- Opening Delimiter -

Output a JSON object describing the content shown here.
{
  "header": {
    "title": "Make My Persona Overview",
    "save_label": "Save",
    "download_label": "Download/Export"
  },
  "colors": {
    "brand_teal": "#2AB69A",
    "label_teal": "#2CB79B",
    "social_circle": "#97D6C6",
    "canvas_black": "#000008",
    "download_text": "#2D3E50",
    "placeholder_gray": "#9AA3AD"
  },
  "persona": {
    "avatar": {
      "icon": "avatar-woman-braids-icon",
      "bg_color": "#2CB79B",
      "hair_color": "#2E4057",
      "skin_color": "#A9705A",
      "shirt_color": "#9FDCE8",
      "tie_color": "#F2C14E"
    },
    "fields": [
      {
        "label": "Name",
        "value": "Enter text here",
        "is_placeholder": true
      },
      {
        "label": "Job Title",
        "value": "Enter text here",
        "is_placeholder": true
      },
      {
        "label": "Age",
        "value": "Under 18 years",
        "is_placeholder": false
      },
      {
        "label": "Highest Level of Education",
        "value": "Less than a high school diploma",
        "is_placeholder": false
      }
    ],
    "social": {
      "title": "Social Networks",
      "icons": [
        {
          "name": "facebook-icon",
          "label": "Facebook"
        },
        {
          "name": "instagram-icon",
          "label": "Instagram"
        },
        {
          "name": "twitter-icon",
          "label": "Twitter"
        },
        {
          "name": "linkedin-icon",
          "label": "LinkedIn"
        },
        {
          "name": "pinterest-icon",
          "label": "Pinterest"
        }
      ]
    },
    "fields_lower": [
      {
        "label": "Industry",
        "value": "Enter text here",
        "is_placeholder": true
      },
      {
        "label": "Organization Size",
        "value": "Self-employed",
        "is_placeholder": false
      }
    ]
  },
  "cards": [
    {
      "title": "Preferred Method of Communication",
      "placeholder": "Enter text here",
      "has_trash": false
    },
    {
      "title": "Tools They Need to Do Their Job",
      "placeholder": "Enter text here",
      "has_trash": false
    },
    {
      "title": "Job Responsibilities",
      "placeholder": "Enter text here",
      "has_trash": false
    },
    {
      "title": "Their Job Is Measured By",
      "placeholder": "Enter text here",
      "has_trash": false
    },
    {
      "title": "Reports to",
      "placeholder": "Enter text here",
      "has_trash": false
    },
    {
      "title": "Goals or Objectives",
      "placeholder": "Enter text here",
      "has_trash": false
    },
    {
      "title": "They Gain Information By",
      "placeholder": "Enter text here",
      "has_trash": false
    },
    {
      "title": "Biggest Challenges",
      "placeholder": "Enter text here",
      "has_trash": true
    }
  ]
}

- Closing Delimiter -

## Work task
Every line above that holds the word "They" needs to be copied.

## Solution to this task
      "title": "Tools They Need to Do Their Job",
      "title": "They Gain Information By",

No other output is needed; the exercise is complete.